Marie’s entry-level non-vintage Premier Cru, Blanc de Blancs (Brut) from Vertus is also worth a try. Equally vivacious, fresh, and succulent, it makes for a great starting place for those new to André Jacquart. It has fresh green apples on the nose, along with toasty and floral notes, with fine soft bubbles on the palate and an additional hint of baked apple. As Marie says, the first glass of champagne from an entry-level product is one’s calling card, so quality is extremely important.
Ten years on from the release of her first vintage, Marie is just starting to see other friends and champagne-makers carry out similar changes to their house styles, which she attributes to a change in consumers. Customers have moved from ‘label-drinkers’ to more independent-minded drinkers, and social media has played a big role as well, offering increased communication and exchange about wine. Marie’s openness to discovery and change, and her relatively young age, have allowed her to be ahead of this curve and to potentially be one of the first on the market to offer truly unique champagne that is in keeping with the times.

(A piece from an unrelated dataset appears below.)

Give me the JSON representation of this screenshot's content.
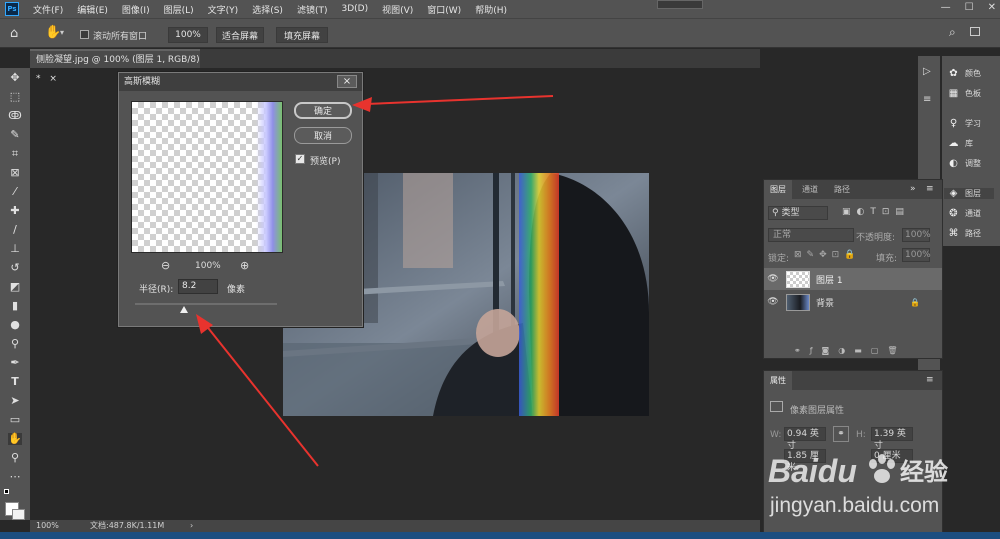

As for the future of André Jacquart, Marie assures me that they are always learning, and looking for continued opportunities for change. For example, moving towards biodynamic practises and learning to work with the difficult conditions that climate change continues to bring to the region, year-on-year.
Whatever the next ten years may bring for André Jacquart, I feel confident that Marie’s champagne will remain ‘one to watch’ as she continues to embrace innovation with a big grin and the confidence that change is good.